“Entrepreneurship is the solution to all the world’s problems,” according to Google executive chairman Eric Schmidt, who was in Hong Kong today to launch a new program to foster greater start-up talent within the Chinese SAR.
Schmidt’s visit was something of an anti-climax in the end. Media were not invited to ask any questions and what we finally got from the Google man after a half hour delay was less than insightful.
He trotted out the usual argument that more innovation and technical invention will likely gravitate to this part of the world because there is a “numerical advantage” in terms of graduates with degrees in STEM subjects.
Several times he also repeated the notion that “the native underlying Chinese culture is entrepreneurial”.
“We all know this, it’s been true for 1000 years. It’s a great asset of Chinese history,” he said.
The inference here is that the region and its people should be more inclined than most to producing innovative technology start-ups.

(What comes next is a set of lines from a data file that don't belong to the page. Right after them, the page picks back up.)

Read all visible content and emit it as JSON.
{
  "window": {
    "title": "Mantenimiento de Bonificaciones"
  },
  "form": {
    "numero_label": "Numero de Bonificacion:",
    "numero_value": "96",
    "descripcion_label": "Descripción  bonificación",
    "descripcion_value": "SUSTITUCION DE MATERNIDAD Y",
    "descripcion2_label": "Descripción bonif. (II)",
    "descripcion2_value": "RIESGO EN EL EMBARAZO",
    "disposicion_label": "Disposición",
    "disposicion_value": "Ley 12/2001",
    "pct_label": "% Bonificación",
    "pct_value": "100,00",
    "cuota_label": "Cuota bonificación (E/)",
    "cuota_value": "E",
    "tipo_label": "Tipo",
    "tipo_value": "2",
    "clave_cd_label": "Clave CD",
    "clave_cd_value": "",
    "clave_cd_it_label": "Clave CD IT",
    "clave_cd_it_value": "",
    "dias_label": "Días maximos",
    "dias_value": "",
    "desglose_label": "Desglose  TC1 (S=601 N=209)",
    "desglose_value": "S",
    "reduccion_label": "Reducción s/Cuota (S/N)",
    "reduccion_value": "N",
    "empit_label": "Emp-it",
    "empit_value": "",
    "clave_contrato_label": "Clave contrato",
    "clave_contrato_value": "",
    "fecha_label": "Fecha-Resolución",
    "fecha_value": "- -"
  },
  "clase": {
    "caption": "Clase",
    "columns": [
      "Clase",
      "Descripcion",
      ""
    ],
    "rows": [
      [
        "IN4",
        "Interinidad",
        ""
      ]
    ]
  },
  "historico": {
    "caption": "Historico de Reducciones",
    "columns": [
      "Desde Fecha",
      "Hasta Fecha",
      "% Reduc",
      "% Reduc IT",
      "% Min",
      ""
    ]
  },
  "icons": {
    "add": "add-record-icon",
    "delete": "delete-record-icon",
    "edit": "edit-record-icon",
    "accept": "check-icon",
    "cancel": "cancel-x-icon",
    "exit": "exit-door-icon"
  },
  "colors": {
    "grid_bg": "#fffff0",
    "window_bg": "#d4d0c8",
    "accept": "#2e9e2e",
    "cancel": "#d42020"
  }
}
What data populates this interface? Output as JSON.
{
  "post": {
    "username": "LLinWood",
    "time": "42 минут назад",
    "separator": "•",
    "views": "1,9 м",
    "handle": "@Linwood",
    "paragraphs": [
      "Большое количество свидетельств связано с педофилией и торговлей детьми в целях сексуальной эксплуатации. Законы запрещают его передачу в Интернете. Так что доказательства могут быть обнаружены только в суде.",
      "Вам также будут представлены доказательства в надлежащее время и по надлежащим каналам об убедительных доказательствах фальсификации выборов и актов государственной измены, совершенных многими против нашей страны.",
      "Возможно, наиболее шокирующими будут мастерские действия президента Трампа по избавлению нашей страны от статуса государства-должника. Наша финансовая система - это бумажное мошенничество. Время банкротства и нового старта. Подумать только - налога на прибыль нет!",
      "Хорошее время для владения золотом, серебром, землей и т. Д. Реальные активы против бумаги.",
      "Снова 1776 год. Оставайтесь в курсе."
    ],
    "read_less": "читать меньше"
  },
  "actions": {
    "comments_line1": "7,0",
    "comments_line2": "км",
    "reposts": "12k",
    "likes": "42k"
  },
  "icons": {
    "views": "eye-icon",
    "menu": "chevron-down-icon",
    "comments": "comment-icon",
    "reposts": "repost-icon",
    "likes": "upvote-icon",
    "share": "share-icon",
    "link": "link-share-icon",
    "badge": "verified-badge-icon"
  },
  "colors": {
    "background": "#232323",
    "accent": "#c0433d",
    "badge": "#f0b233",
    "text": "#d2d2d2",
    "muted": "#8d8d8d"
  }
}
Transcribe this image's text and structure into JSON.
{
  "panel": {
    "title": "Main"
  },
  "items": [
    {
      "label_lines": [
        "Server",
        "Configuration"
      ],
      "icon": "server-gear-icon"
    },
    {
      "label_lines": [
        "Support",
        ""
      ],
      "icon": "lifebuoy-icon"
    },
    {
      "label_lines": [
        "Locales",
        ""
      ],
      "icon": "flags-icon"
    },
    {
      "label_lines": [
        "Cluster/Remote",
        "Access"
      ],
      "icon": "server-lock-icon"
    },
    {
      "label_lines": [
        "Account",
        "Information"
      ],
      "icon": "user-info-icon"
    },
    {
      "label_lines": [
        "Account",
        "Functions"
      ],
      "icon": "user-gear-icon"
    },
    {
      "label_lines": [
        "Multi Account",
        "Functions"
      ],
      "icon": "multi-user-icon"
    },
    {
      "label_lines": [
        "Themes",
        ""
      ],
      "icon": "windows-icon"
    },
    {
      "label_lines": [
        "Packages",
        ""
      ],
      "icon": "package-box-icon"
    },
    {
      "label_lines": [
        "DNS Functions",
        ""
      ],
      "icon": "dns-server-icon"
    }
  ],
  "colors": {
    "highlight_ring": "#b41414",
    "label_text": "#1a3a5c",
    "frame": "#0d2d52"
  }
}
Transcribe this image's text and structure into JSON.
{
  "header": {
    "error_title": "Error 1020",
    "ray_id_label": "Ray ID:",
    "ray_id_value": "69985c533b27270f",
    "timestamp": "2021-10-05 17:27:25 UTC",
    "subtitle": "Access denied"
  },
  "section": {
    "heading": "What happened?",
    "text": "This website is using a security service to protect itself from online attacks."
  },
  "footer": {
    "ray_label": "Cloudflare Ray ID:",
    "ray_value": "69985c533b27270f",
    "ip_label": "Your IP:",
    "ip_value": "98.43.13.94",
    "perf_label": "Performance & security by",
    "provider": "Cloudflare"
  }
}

However, we heard very little about why that’s simply not happened thus far, in Hong Kong at least, although Schmidt did acknowledge that there wasn’t enough of a VC industry here and that, although entrepreneurial, the locals are also culturally afraid of being “different”.
Google’s announcement today – a program of mentorship and incubation with the Chinese University of Hong Kong – is surely yet another indication that the SAR government has singularly failed to foster the kind of innovation that can start local and grow internationally.
It’s a view I’ve heard time and again – even from successful international technology companies who came to Hong Kong with an impression of a hi-tech city and found instead something much less mature to work with.
The conversations at most local tech conferences I’ve been to are still at a “what is the cloud?” stage. It’s difficult to believe sometimes.
When asked whether Google was thinking of founding a formal incubator project even Schmidt had to admit: “You don’t have a big enough software industry. Your lack of software … will hurt you in terms of your global ambitions.”
The one year project announced today is unlikely to change that much.
We don’t know exactly how much access to Silicon Valley “mentors” and help with start-up costs local entrepreneurs will get as part of the initiative, but at first glance it seems like a pretty good way for Google to cream off some of the best of that limited Hong Kong talent.